Straps changing time...

The SKX009 reviewed comes on a diving rubber strap in a dark black colour. This suits the watches style naturally very well due to it's high resistance to water. Rubber straps are also one of the best options for active wear alongside nylon straps such as NATOs. With a lug width of 22mm, robust strap options for the SKX are available in abundance...

ZULUDIVER Swiss Style Premium NATO Desert Sand

Once again, another strap which works to emphasise the use of colour on the SKX009. The Swiss-Style NATO also has a slightly different design to our standard strap: specifically, the first stainless steel keeper is movable to help you secure the strap exactly as you want it. The hardware on the strap also receives an upgrade with a more chunky, unique aesthetic. Coming in at 330m in length there is plenty of options for a range of wrists sizes as well as plenty of space to tuck the excess strap back into the keepers.

ZULUDIVER 284 Rubber Strap - Blue

The 284 from our ZULUDIVER collection on the surface is very similar to the standard Seiko strap, however, it favours a highly durable Italian rubber material which boasts many great properties. Freshwater, salt water and UV, all things this watch strap is resistant to making it ideal for all manner of activities.
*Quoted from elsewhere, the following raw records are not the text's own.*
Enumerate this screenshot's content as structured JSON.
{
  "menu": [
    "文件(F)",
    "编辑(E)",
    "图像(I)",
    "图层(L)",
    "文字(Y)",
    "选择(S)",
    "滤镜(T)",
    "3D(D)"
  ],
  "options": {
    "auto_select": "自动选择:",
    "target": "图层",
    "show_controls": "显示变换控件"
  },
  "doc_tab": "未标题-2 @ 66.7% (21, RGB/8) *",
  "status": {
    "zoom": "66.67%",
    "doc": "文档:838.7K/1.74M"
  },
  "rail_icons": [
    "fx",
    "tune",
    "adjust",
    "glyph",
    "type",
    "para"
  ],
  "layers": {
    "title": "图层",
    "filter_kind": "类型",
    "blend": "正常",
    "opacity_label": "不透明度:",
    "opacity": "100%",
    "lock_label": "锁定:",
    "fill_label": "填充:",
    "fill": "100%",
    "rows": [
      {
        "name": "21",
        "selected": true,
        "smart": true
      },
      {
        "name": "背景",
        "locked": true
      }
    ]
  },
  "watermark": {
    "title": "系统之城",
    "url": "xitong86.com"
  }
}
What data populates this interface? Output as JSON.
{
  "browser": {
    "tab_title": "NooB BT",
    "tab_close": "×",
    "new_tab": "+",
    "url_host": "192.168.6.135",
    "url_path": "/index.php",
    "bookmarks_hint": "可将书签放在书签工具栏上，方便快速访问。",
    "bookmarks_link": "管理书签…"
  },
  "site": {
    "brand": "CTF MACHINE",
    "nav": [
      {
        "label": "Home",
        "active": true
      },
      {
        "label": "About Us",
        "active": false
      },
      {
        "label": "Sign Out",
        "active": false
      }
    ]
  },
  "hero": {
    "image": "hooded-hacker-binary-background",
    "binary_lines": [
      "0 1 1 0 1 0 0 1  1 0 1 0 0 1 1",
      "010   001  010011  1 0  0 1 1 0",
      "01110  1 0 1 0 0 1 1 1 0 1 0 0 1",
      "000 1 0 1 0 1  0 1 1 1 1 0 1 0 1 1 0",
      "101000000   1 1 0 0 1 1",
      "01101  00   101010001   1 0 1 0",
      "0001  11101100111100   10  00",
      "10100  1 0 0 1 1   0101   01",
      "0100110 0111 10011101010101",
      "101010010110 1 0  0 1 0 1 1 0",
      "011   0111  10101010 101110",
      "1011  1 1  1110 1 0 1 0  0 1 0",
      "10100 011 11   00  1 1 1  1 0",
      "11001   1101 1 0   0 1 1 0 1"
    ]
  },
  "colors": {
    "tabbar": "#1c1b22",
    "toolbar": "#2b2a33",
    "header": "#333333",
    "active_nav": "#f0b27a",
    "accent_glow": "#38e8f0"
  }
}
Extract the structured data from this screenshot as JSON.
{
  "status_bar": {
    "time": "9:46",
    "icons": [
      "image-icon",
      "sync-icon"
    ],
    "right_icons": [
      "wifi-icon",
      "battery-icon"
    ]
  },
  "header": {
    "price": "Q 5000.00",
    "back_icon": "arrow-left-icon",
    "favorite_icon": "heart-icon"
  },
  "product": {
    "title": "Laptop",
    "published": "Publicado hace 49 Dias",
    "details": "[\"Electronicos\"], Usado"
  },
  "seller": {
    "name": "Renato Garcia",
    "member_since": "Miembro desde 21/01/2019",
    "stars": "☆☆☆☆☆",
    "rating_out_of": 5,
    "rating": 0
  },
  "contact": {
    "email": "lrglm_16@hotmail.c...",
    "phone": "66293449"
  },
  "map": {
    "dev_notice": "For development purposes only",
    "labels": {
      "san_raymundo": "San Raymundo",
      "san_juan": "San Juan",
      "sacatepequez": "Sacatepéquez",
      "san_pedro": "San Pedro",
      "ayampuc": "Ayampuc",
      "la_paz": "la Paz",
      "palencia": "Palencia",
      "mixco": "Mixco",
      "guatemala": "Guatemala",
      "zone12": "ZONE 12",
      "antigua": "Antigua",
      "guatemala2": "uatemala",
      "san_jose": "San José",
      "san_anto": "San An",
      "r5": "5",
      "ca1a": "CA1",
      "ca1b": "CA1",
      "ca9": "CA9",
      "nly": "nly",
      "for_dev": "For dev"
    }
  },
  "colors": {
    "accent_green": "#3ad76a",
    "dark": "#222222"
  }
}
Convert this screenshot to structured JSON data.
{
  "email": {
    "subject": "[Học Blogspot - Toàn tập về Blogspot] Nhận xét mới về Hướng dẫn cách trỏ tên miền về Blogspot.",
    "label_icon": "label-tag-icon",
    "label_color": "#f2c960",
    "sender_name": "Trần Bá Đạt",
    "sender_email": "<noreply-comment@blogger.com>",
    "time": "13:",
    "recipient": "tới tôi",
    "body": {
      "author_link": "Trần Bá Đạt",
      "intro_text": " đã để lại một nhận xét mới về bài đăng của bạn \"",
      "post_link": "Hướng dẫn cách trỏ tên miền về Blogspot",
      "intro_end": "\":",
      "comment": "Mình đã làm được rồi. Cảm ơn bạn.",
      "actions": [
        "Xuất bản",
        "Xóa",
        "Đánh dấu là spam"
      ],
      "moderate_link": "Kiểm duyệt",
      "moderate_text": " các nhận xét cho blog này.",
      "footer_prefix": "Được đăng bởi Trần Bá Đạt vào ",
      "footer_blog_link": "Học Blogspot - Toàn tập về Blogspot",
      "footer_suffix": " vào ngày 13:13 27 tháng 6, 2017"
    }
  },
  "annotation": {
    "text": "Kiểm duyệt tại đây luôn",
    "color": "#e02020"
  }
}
I found the blue version of the strap received the most wrist time, picking up on the blue found on the Seiko's bezel.

Gallox Brushed Mesh

Finally, we have something a little different. The Gallox Mesh bracelet combines the stylishness of mesh straps with the practicality of chunky solid deployment buckles is this unique hybrid. This bracelet comes with one removable link as well as a range of micro-adjustments on the buckle. Not only does this strap offer a crazy amount of options for different wrist sizes, you also have the choice of two different lengths - either 150mm or 170mm depending on your wrist size.

What we would change

For all of the SKX's positive points, there are also a couple of things I'm not as keen on. These actually resulted in me still going for an SKX as my personally beater watch, just a slightly different version...

Crown position - for me, I found the crown at the 4 o'clock position more of an annoyance than a positive with the SKX007. I've never felt a 3 o'clock crown position frustrating so would always favour a 3 over a 4. The crown guards on the SKX also don't help the time changing process.

Size - Even though the relatively short lug to lug distance helps the watch wear smaller than the advertised 42mm would lead you to think, I still would prefer a slightly smaller watch. This is purely personal taste however, for a 42mm watch the SKX007 wears impressively well. I personally went for the SKX031.

This is a sub 40mm cased SKX coming in around 12mm thick. It has the crown at the 3 clock position rather than 4 and has improved framing around the day and date window. This normally comes with a black bezel, however, I've changed that out with a faded one. Unfortunately, this watch has been discontinued making it a little tricky to get your hands on one.

Why the SKX is the go-to 'beater'?

Well to start with the watch is built to an impressively high level for the price you pay. You get yourself a robust, reliable diver with a respected movement in a wearable size for an appealing price. The watch has a timeless classic design, not trying to be anything it isn't just doing all it needs to, affordably. Due to the popularity of the watch, servicing and parts are readily available and affordable. And failing all that, you could always just pick up a new one for £269...

Find out more about the Seiko SKX here.

Stay tuned to the blog for regular new episodes as well as our YouTube channel for extended looks at each watch featured.